I began thinking about this after reading Tom Gardner's "A 25-Bagger in Five Years," in which he identified three things that give a company the chance to achieve outsized gains over the years -- like 25-baggers that turn $5,000 into $125,000. Of the three he mentions (and his team actively screens for in Motley Fool Hidden Gems), one characteristic is most important to me: a high level of insider ownership.

Why it matters
This makes sense, right? Think about any of your major personal investments:

  1. You are a stockholder with a good deal of your wealth riding on this company's performance.
  2. Founders and managers with high levels of ownership also have their wealth riding on the company's performance.
  3. They are doing everything they can to increase the long-term value of their stock -- of your stock.

Having a wonderful time ...
With their reputations, their livelihoods, and their careers on the line, you can be fairly sure that these managers and board members are motivated to do what's best for the company.
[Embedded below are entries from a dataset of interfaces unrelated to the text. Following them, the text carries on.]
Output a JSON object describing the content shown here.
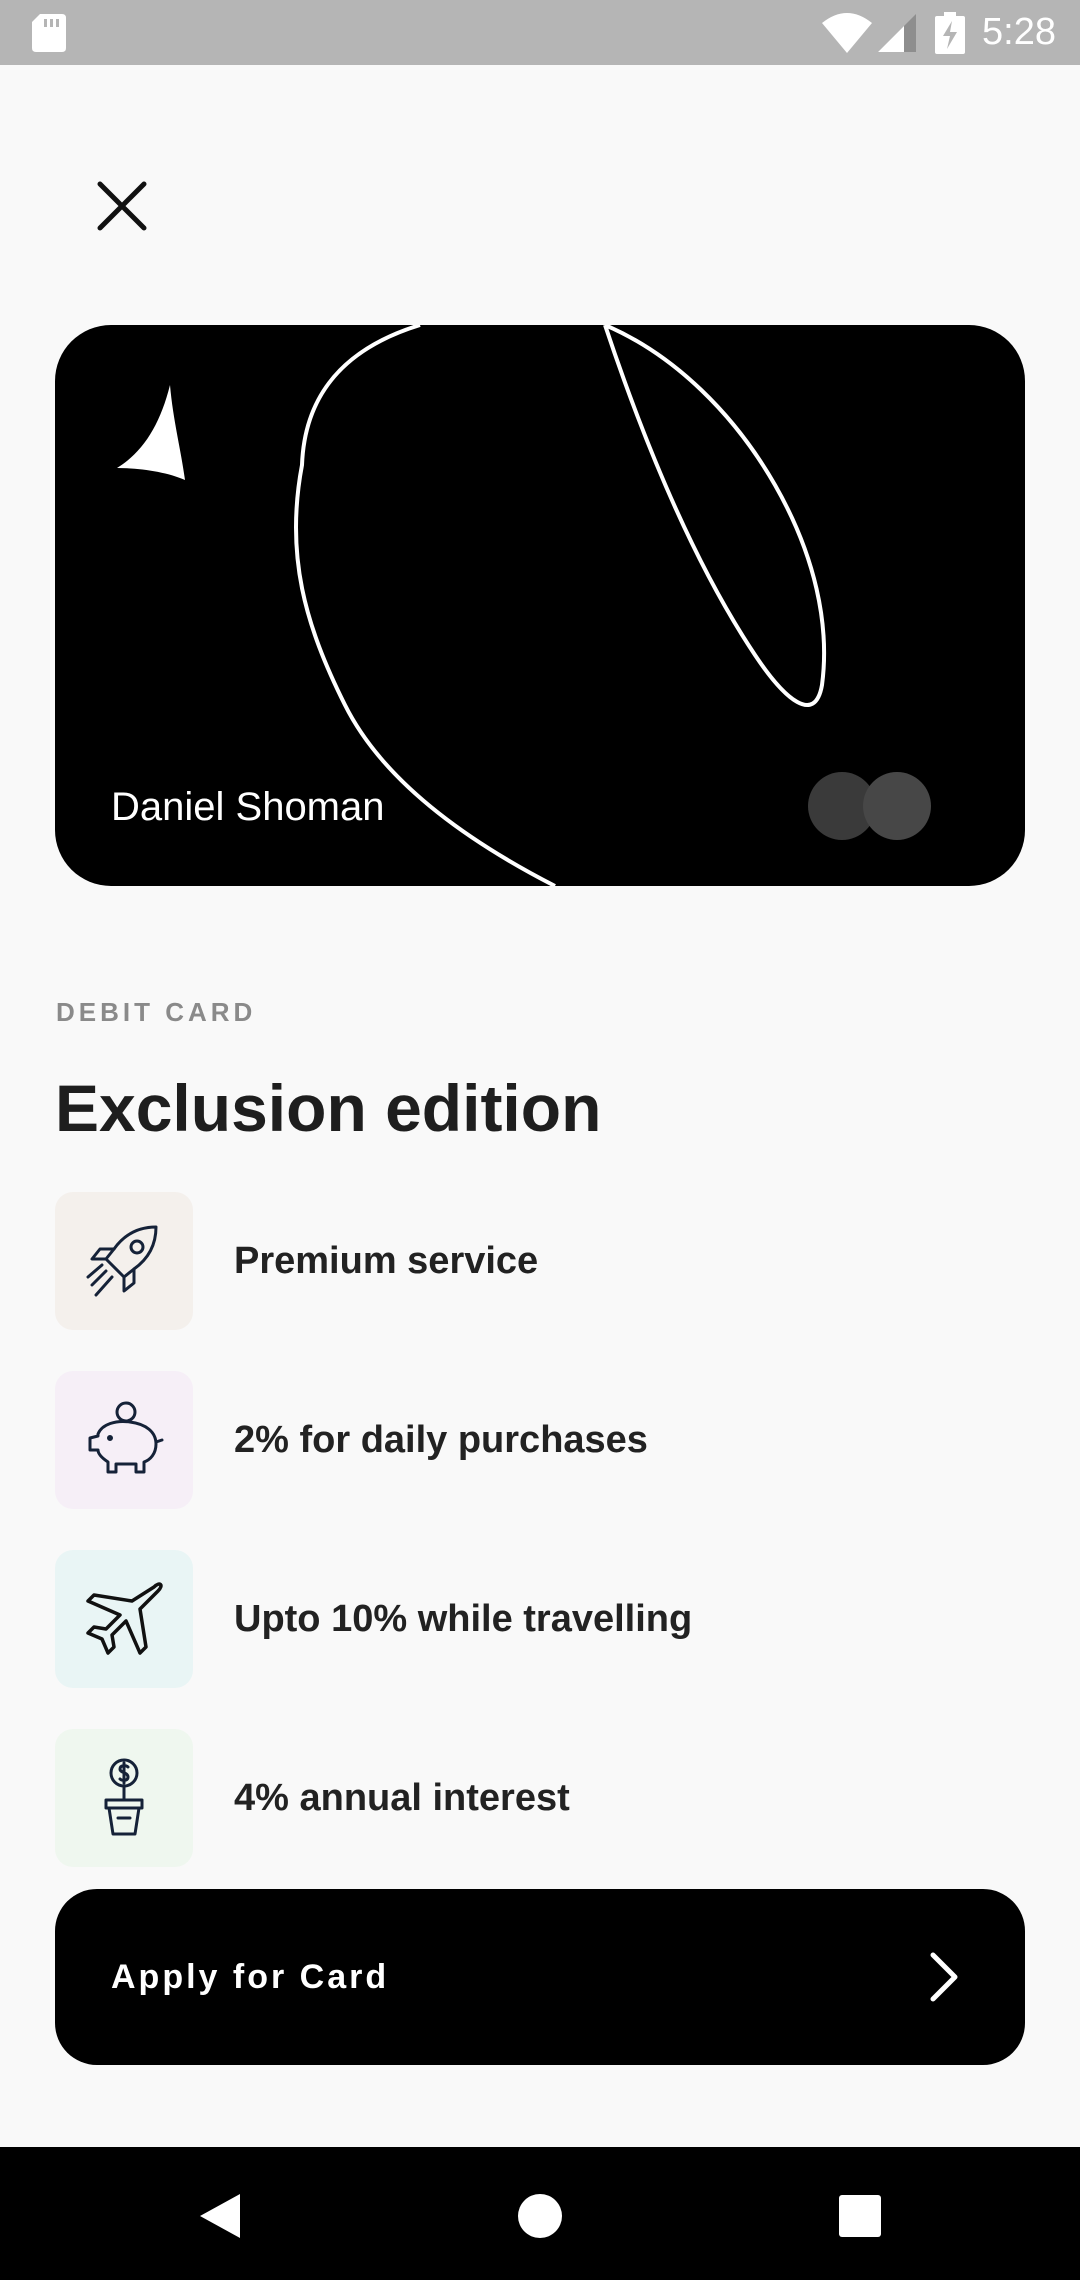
{
  "status_bar": {
    "time": "5:28",
    "icons": [
      "sd-card-icon",
      "wifi-icon",
      "cell-signal-icon",
      "battery-charging-icon"
    ]
  },
  "header": {
    "close_icon": "close-icon"
  },
  "card": {
    "holder_name": "Daniel Shoman",
    "logo_icon": "brand-logo-icon",
    "network_icon": "card-network-icon",
    "color": "#000000"
  },
  "product": {
    "type_label": "DEBIT CARD",
    "title": "Exclusion edition"
  },
  "features": [
    {
      "label": "Premium service",
      "icon": "rocket-icon",
      "bg": "#f4f0ec"
    },
    {
      "label": "2% for daily purchases",
      "icon": "piggy-bank-icon",
      "bg": "#f6eff7"
    },
    {
      "label": "Upto 10% while travelling",
      "icon": "airplane-icon",
      "bg": "#e9f5f5"
    },
    {
      "label": "4% annual interest",
      "icon": "money-plant-icon",
      "bg": "#eff7ef"
    }
  ],
  "cta": {
    "label": "Apply for Card",
    "icon": "chevron-right-icon"
  },
  "nav_bar": {
    "icons": [
      "back-icon",
      "home-icon",
      "recents-icon"
    ]
  }
}
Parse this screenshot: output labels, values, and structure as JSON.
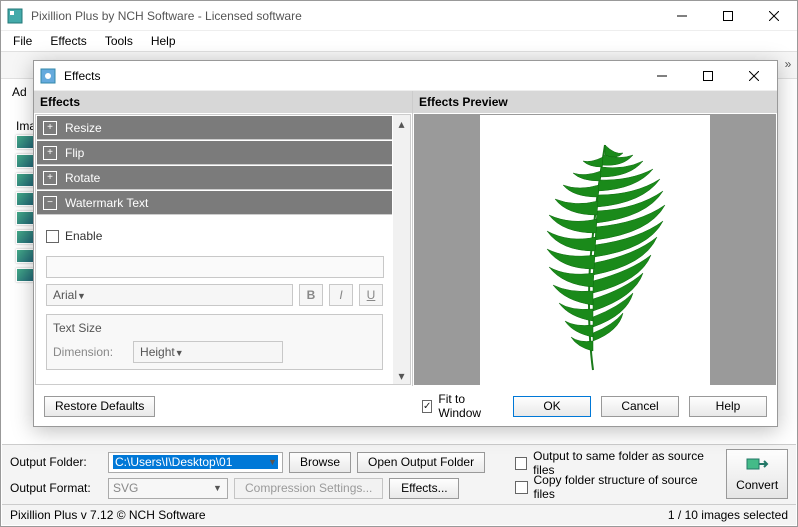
{
  "mainWindow": {
    "title": "Pixillion Plus by NCH Software - Licensed software",
    "menus": [
      "File",
      "Effects",
      "Tools",
      "Help"
    ],
    "addLabel": "Ad",
    "imagesLabel": "Ima"
  },
  "bottom": {
    "outputFolderLabel": "Output Folder:",
    "outputFolderValue": "C:\\Users\\I\\Desktop\\01",
    "browse": "Browse",
    "openOutputFolder": "Open Output Folder",
    "outputFormatLabel": "Output Format:",
    "outputFormatValue": "SVG",
    "compression": "Compression Settings...",
    "effects": "Effects...",
    "sameFolder": "Output to same folder as source files",
    "copyStructure": "Copy folder structure of source files",
    "convert": "Convert"
  },
  "status": {
    "left": "Pixillion Plus v 7.12 © NCH Software",
    "right": "1 / 10 images selected"
  },
  "dialog": {
    "title": "Effects",
    "leftHeader": "Effects",
    "rightHeader": "Effects Preview",
    "items": [
      {
        "label": "Resize",
        "expanded": false
      },
      {
        "label": "Flip",
        "expanded": false
      },
      {
        "label": "Rotate",
        "expanded": false
      },
      {
        "label": "Watermark Text",
        "expanded": true
      }
    ],
    "wm": {
      "enable": "Enable",
      "font": "Arial",
      "textSize": "Text Size",
      "dimensionLabel": "Dimension:",
      "dimensionValue": "Height"
    },
    "restoreDefaults": "Restore Defaults",
    "fitToWindow": "Fit to Window",
    "ok": "OK",
    "cancel": "Cancel",
    "help": "Help"
  }
}
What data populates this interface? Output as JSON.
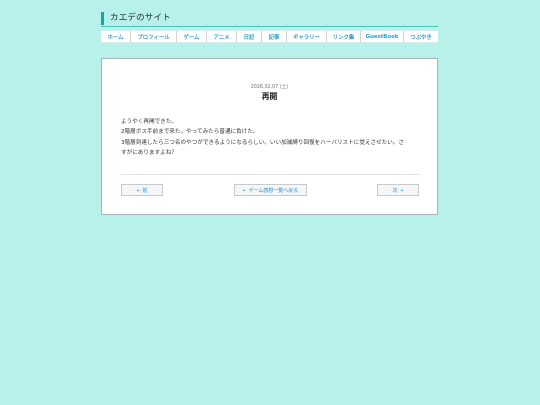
{
  "site": {
    "title": "カエデのサイト"
  },
  "nav": {
    "items": [
      {
        "label": "ホーム"
      },
      {
        "label": "プロフィール"
      },
      {
        "label": "ゲーム"
      },
      {
        "label": "アニメ"
      },
      {
        "label": "日記"
      },
      {
        "label": "記事"
      },
      {
        "label": "ギャラリー"
      },
      {
        "label": "リンク集"
      },
      {
        "label": "GuestBook"
      },
      {
        "label": "つぶやき"
      }
    ]
  },
  "post": {
    "date": "2026.02.07 (土)",
    "title": "再開",
    "lines": [
      "ようやく再開できた。",
      "2階層ボス手前まで来た。やってみたら普通に負けた。",
      "3階層到達したら三つ名のやつができるようになるらしい。いい加減縛り回復をハーバリストに覚えさせたい。さ",
      "すがにありますよね？"
    ]
  },
  "pager": {
    "prev_label": "← 前",
    "list_label": "← ゲーム感想一覧へ戻る",
    "next_label": "次 →"
  },
  "colors": {
    "background": "#b8f0ea",
    "accent": "#17a79b",
    "link": "#1f8ecf"
  }
}
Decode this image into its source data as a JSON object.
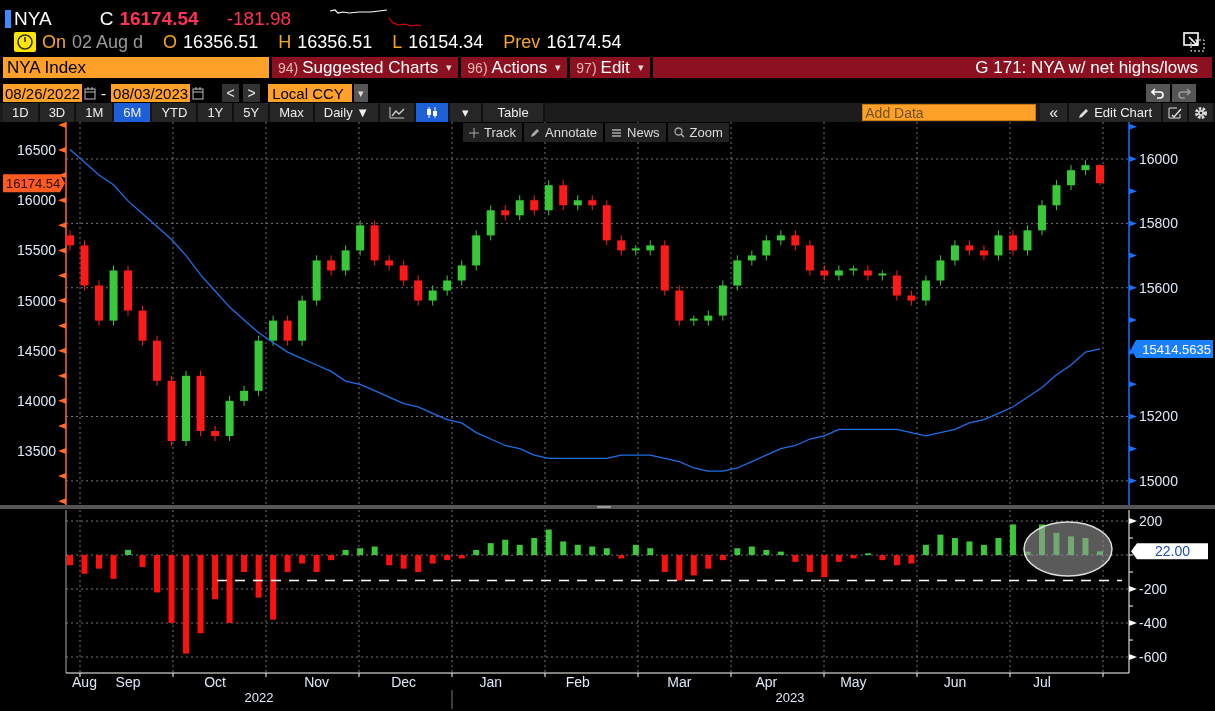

It's like having someone on the inside working for you. Every day.

What is the opposite of that? Businesses in which management has very little tied up in company stock ... in which actions may be motivated by things that actually harm the stock's performance, like office politics, power plays, or working more with an eye on the clock (is it quittin' time yet?) than on improving the business model. Or, even worse, management that rewards itself with high salaries and bonuses that have nothing to do with outstanding performance.

Now, don't be chagrined if you find that some of your larger holdings have a low percentage of insider ownership. For example, AT&T (NYSE:T) is only 0.05% insider-owned. Visa (NYSE:V) sports a 0.09% level of insider ownership. Their size makes it awfully tough for anyone to own a significant share of the entire business.

But smaller companies are a much different story. In small-cap land, CEOs and managers with high levels of ownership are much more likely to rise above the mediocrity and work toward the common goal of great stock performance.

For instance
I ran a screen for some companies with high insider ownership, but I went a bit beyond that. The following businesses also have strong sales and earnings growth, high margins, and high returns on equity -- a potentially winning combination.

Company

Insider
Ownership

Sales
Growth*

EPS
Growth*

Net
Margin*

ROE*

First Solar (NASDAQ:FSLR)

23%

132%

125%

32%

33%

Apollo Group (NASDAQ:APOL)

14%

23%

120%

20%

91%

Diana Shipping (NYSE:DSX)

18%

39%

13%

63%

25%

Perfect World (NASDAQ:PWRD)

31%

72%

42%

45%

43%

Intrepid Potash (NYSE:IPI)

44%

81%

59%

34%

38%

*Trailing 12 months. Data provided by Capital IQ, a division of Standard & Poor's.

And beyond
Insider ownership, especially in smaller companies, is one positive indicator in the quest for tomorrow's multibaggers. There are many more, of course, but insider ownership is one of the core variables we screen for in Hidden Gems.

The process is working. The Gems recommendations are beating the S&P 500 substantially. We invite you to take a free trial and look through all of the active recommendations -- which include the team's top six stocks to buy now. There's no obligation to subscribe.

This article was originally published on Feb. 21, 2006. It has been updated.

Fool analyst Rex Moore yearns for the return of Green Acres. He owns no companies mentioned in this article. First Solar is a Motley Fool Rule Breakers pick. The Fool is investors helping investors.